Dataset records -
====

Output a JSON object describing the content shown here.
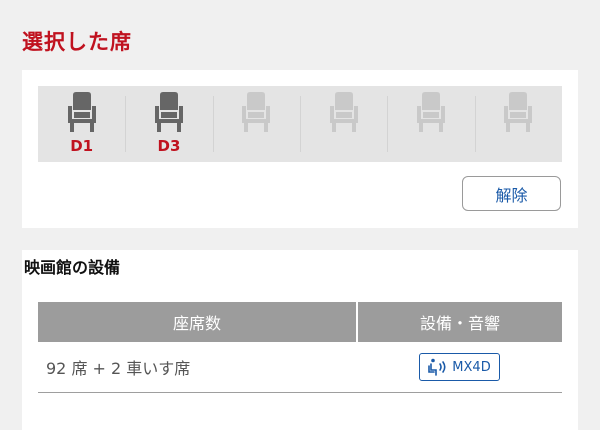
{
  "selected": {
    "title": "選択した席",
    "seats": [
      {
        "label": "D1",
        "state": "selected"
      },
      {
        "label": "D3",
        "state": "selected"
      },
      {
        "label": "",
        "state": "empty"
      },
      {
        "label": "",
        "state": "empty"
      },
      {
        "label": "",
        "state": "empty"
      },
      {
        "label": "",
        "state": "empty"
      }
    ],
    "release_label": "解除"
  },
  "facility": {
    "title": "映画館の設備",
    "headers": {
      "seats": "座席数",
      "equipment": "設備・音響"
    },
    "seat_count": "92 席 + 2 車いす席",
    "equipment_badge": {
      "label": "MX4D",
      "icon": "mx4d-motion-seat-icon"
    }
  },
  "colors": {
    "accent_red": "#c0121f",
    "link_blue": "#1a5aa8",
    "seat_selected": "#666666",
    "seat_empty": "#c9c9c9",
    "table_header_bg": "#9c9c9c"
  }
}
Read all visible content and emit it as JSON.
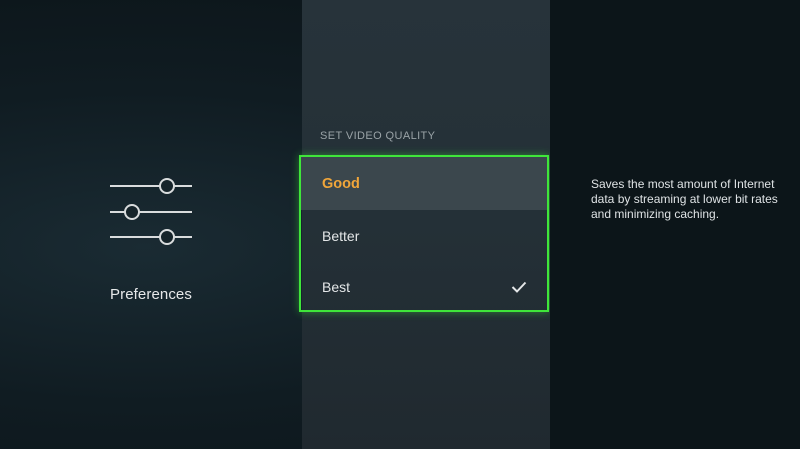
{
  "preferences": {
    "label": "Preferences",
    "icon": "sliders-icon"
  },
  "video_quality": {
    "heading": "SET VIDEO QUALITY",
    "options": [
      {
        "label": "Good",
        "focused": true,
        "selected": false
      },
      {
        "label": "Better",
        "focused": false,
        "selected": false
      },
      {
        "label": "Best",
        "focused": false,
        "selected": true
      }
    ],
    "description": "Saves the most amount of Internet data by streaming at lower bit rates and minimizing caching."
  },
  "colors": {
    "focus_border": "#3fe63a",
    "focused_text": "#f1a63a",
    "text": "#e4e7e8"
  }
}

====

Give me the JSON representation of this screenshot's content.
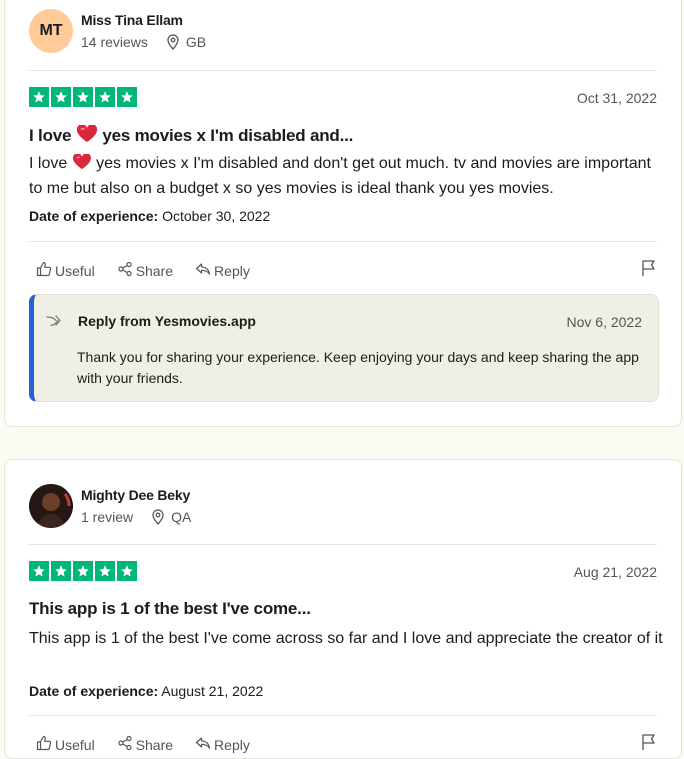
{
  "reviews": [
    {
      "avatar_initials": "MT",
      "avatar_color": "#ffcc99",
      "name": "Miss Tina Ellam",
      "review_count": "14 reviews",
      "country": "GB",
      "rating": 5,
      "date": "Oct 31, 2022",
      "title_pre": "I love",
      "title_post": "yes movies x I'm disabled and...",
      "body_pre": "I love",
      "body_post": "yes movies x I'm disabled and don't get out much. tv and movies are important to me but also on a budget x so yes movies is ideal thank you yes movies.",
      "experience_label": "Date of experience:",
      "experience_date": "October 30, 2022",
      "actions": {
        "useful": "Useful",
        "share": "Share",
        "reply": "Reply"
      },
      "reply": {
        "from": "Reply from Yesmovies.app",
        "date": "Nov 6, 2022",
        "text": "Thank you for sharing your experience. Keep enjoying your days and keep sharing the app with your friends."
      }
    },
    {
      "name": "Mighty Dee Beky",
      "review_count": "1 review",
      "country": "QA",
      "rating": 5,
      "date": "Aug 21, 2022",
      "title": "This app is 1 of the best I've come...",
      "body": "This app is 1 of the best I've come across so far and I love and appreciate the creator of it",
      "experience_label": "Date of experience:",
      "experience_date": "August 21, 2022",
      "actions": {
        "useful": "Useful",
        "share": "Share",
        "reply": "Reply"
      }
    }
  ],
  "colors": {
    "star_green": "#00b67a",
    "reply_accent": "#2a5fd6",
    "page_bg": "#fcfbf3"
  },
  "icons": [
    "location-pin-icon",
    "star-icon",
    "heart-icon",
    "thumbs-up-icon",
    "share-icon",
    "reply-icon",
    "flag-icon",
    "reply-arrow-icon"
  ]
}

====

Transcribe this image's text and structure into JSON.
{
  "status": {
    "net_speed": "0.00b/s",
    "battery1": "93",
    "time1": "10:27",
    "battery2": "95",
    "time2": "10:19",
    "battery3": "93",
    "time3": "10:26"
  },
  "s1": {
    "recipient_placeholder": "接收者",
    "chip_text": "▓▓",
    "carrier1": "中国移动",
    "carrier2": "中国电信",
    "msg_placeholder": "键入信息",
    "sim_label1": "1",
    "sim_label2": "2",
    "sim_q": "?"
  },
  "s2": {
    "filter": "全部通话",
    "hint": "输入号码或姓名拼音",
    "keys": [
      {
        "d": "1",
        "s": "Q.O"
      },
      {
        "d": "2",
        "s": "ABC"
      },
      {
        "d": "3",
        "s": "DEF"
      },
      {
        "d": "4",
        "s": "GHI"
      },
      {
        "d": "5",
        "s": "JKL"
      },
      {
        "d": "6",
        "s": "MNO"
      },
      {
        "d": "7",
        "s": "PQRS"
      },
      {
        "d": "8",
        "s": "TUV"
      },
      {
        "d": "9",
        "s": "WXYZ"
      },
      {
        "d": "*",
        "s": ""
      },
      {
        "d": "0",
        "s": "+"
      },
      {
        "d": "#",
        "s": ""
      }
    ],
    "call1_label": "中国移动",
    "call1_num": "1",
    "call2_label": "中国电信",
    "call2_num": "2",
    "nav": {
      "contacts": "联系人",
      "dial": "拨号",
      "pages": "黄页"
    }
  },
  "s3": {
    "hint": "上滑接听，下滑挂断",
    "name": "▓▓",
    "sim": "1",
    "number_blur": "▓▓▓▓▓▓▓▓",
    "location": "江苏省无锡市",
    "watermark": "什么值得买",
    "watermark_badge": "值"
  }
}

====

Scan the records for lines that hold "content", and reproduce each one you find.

Task response -
Output a JSON object describing the content shown here.
Read all visible content and emit it as JSON.
Give me the JSON representation of this screenshot's content.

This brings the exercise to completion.